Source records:
+ + + +

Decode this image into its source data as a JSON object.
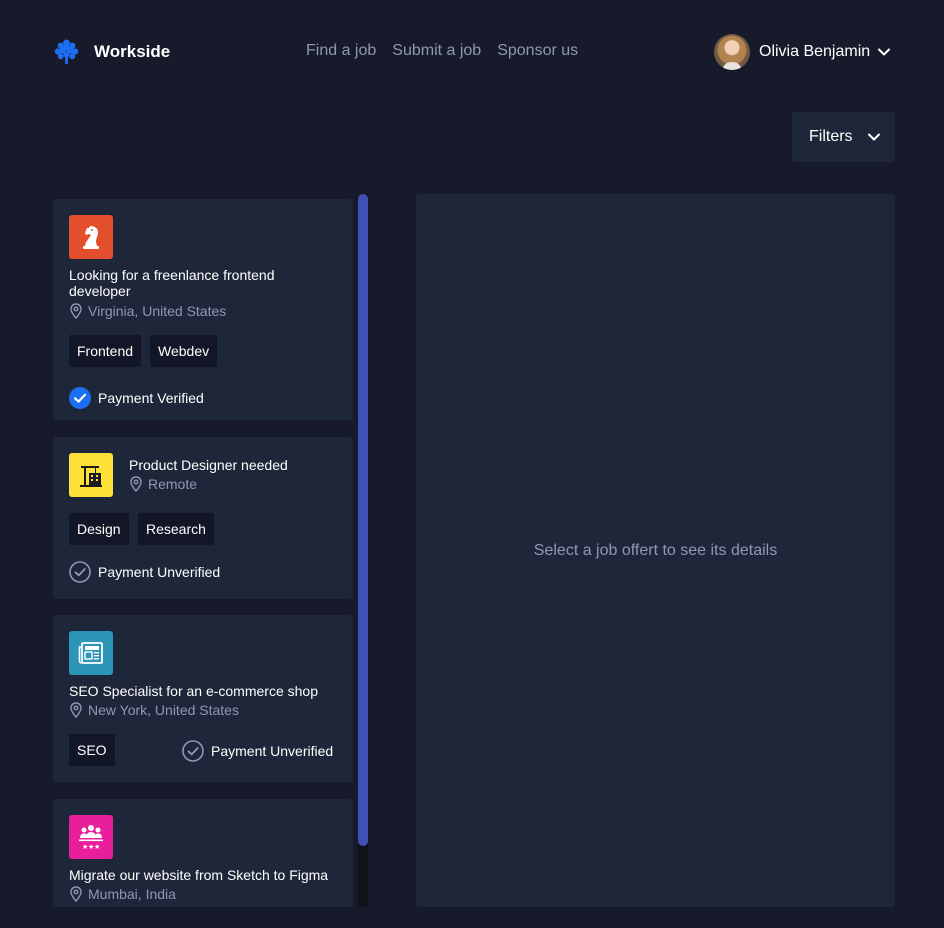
{
  "brand": {
    "name": "Workside",
    "logo_icon": "tree-icon",
    "accent": "#1c6ef2"
  },
  "nav": {
    "items": [
      "Find a job",
      "Submit a job",
      "Sponsor us"
    ]
  },
  "user": {
    "name": "Olivia Benjamin"
  },
  "filters": {
    "label": "Filters"
  },
  "jobs": [
    {
      "title": "Looking for a freenlance frontend developer",
      "location": "Virginia, United States",
      "tags": [
        "Frontend",
        "Webdev"
      ],
      "payment": "Payment Verified",
      "verified": true,
      "logo_color": "#e34f2c",
      "logo_icon": "chess-knight-icon"
    },
    {
      "title": "Product Designer needed",
      "location": "Remote",
      "tags": [
        "Design",
        "Research"
      ],
      "payment": "Payment Unverified",
      "verified": false,
      "logo_color": "#fde038",
      "logo_icon": "crane-building-icon"
    },
    {
      "title": "SEO Specialist for an e-commerce shop",
      "location": "New York, United States",
      "tags": [
        "SEO"
      ],
      "payment": "Payment Unverified",
      "verified": false,
      "logo_color": "#2c95b8",
      "logo_icon": "newspaper-press-icon"
    },
    {
      "title": "Migrate our website from Sketch to Figma",
      "location": "Mumbai, India",
      "logo_color": "#e91e9a",
      "logo_icon": "team-stars-icon"
    }
  ],
  "detail": {
    "placeholder": "Select a job offert to see its details"
  }
}
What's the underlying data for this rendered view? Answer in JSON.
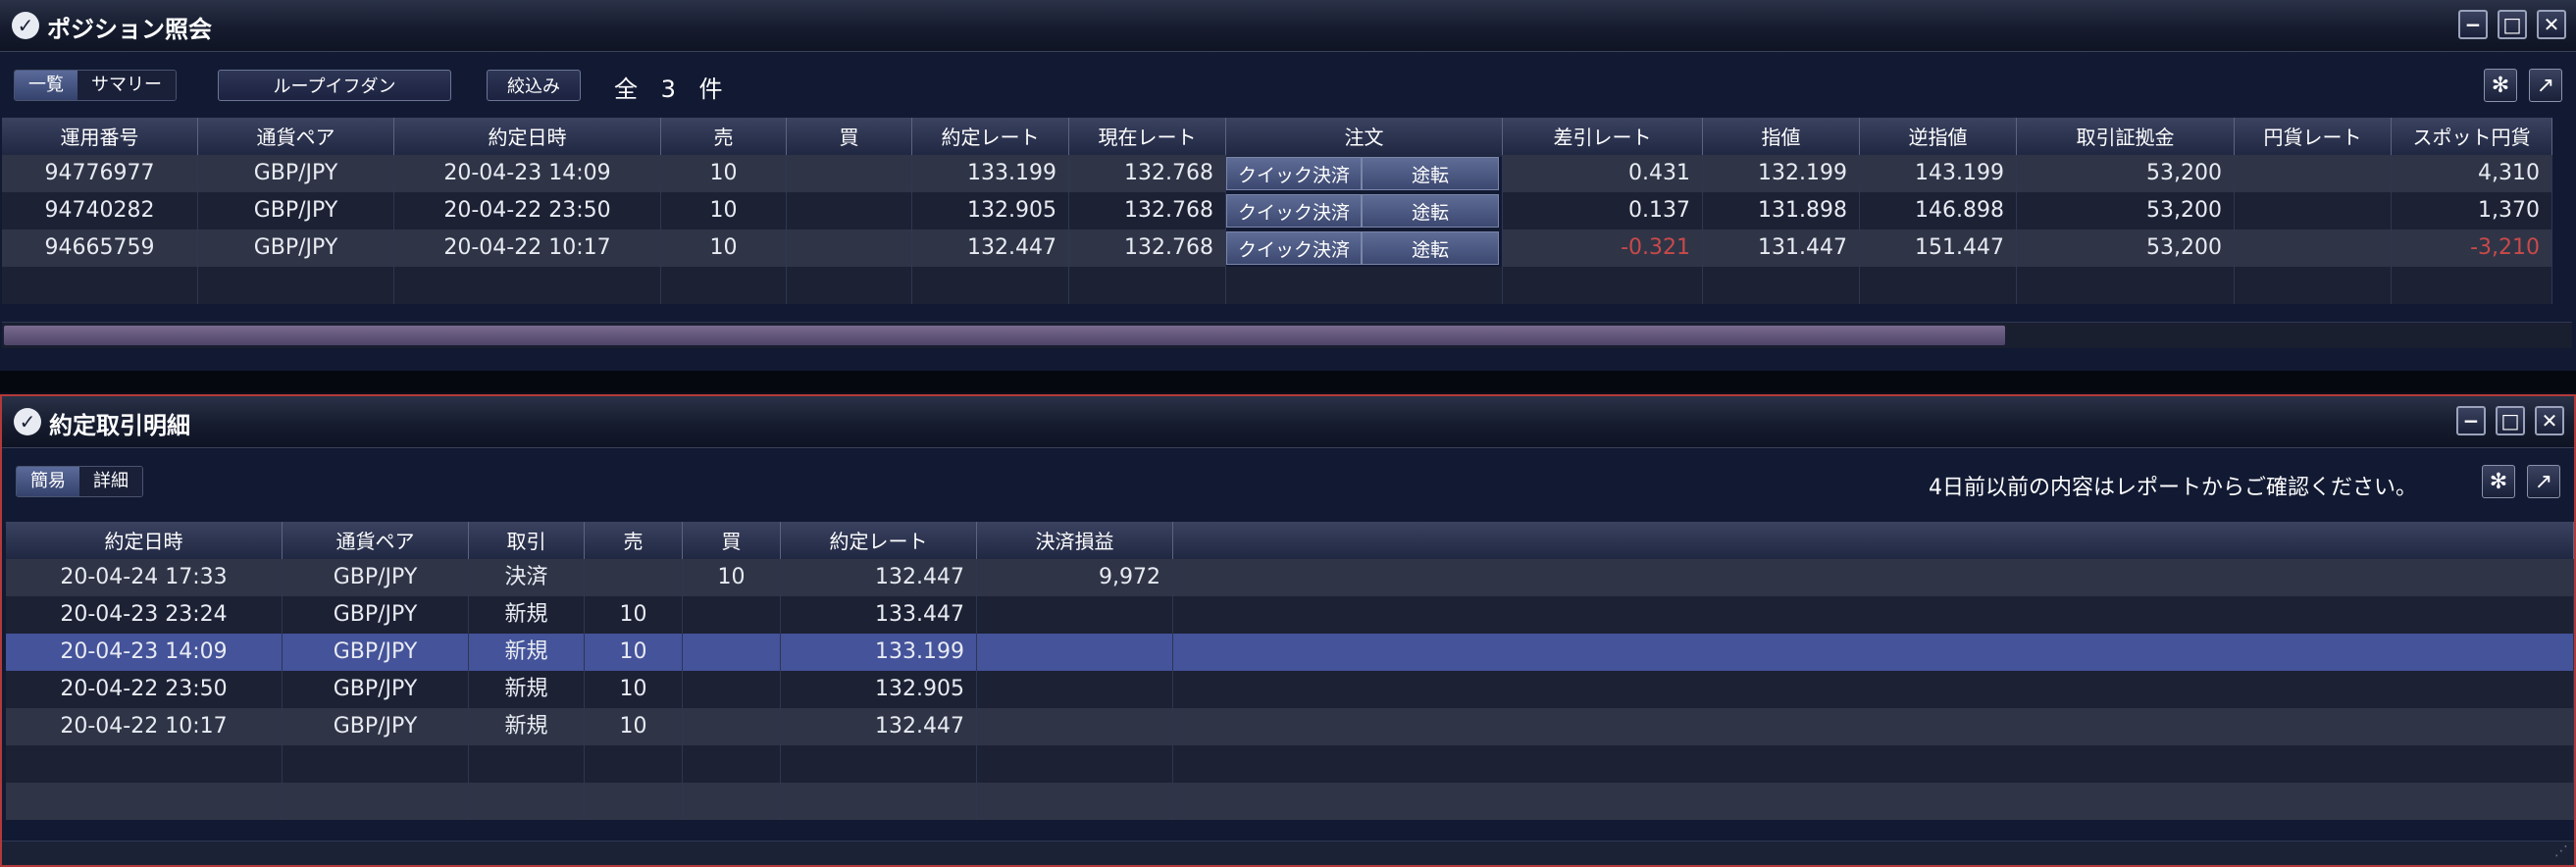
{
  "positions": {
    "title": "ポジション照会",
    "view_tabs": [
      "一覧",
      "サマリー"
    ],
    "loop_ifd_button": "ループイフダン",
    "filter_button": "絞込み",
    "count_text": "全 3 件",
    "columns": [
      "運用番号",
      "通貨ペア",
      "約定日時",
      "売",
      "買",
      "約定レート",
      "現在レート",
      "注文",
      "差引レート",
      "指値",
      "逆指値",
      "取引証拠金",
      "円貨レート",
      "スポット円貨"
    ],
    "quick_settle_label": "クイック決済",
    "midway_label": "途転",
    "rows": [
      {
        "id": "94776977",
        "pair": "GBP/JPY",
        "datetime": "20-04-23 14:09",
        "sell": "10",
        "buy": "",
        "rate": "133.199",
        "current": "132.768",
        "diff": "0.431",
        "limit": "132.199",
        "stop": "143.199",
        "margin": "53,200",
        "yen_rate": "",
        "spot": "4,310",
        "negative": false
      },
      {
        "id": "94740282",
        "pair": "GBP/JPY",
        "datetime": "20-04-22 23:50",
        "sell": "10",
        "buy": "",
        "rate": "132.905",
        "current": "132.768",
        "diff": "0.137",
        "limit": "131.898",
        "stop": "146.898",
        "margin": "53,200",
        "yen_rate": "",
        "spot": "1,370",
        "negative": false
      },
      {
        "id": "94665759",
        "pair": "GBP/JPY",
        "datetime": "20-04-22 10:17",
        "sell": "10",
        "buy": "",
        "rate": "132.447",
        "current": "132.768",
        "diff": "-0.321",
        "limit": "131.447",
        "stop": "151.447",
        "margin": "53,200",
        "yen_rate": "",
        "spot": "-3,210",
        "negative": true
      }
    ]
  },
  "trades": {
    "title": "約定取引明細",
    "view_tabs": [
      "簡易",
      "詳細"
    ],
    "notice": "4日前以前の内容はレポートからご確認ください。",
    "columns": [
      "約定日時",
      "通貨ペア",
      "取引",
      "売",
      "買",
      "約定レート",
      "決済損益"
    ],
    "rows": [
      {
        "datetime": "20-04-24 17:33",
        "pair": "GBP/JPY",
        "type": "決済",
        "sell": "",
        "buy": "10",
        "rate": "132.447",
        "pnl": "9,972"
      },
      {
        "datetime": "20-04-23 23:24",
        "pair": "GBP/JPY",
        "type": "新規",
        "sell": "10",
        "buy": "",
        "rate": "133.447",
        "pnl": ""
      },
      {
        "datetime": "20-04-23 14:09",
        "pair": "GBP/JPY",
        "type": "新規",
        "sell": "10",
        "buy": "",
        "rate": "133.199",
        "pnl": "",
        "selected": true
      },
      {
        "datetime": "20-04-22 23:50",
        "pair": "GBP/JPY",
        "type": "新規",
        "sell": "10",
        "buy": "",
        "rate": "132.905",
        "pnl": ""
      },
      {
        "datetime": "20-04-22 10:17",
        "pair": "GBP/JPY",
        "type": "新規",
        "sell": "10",
        "buy": "",
        "rate": "132.447",
        "pnl": ""
      }
    ]
  },
  "window_controls": {
    "minimize": "−",
    "maximize": "□",
    "close": "✕"
  },
  "icons": {
    "app_logo": "✓",
    "settings": "✻",
    "popout": "↗"
  },
  "colors": {
    "negative": "#c84a4a",
    "selected_row": "#44539a",
    "panel_bg": "#121a33",
    "active_border": "#b23a3a"
  }
}
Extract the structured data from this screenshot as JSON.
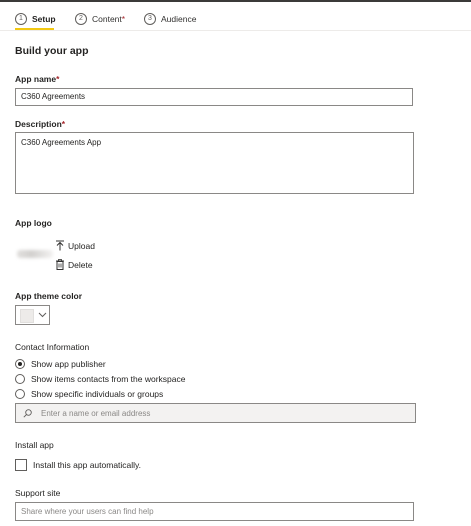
{
  "tabs": [
    {
      "number": "1",
      "label": "Setup",
      "required": ""
    },
    {
      "number": "2",
      "label": "Content",
      "required": "*"
    },
    {
      "number": "3",
      "label": "Audience",
      "required": ""
    }
  ],
  "heading": "Build your app",
  "app_name": {
    "label": "App name",
    "required": "*",
    "value": "C360 Agreements"
  },
  "description": {
    "label": "Description",
    "required": "*",
    "value": "C360 Agreements App"
  },
  "app_logo": {
    "label": "App logo",
    "upload_label": "Upload",
    "delete_label": "Delete"
  },
  "theme_color": {
    "label": "App theme color",
    "selected_color": "#edebe9"
  },
  "contact": {
    "label": "Contact Information",
    "options": [
      {
        "label": "Show app publisher",
        "checked": true
      },
      {
        "label": "Show items contacts from the workspace",
        "checked": false
      },
      {
        "label": "Show specific individuals or groups",
        "checked": false
      }
    ],
    "search_placeholder": "Enter a name or email address"
  },
  "install": {
    "label": "Install app",
    "checkbox_label": "Install this app automatically.",
    "checked": false
  },
  "support": {
    "label": "Support site",
    "placeholder": "Share where your users can find help"
  },
  "colors": {
    "accent": "#f2c811",
    "required": "#a4262c",
    "border": "#8a8886",
    "text": "#252423"
  },
  "icons": {
    "tab_numbers": "circled-number-icon",
    "upload": "upload-arrow-icon",
    "delete": "trash-icon",
    "dropdown": "chevron-down-icon",
    "search": "search-icon"
  }
}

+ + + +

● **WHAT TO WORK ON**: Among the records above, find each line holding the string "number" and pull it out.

● **ANSWER TO THIS TASK**:
      "number": "1",
      "number": "2",
      "number": "3",
    "tab_numbers": "circled-number-icon",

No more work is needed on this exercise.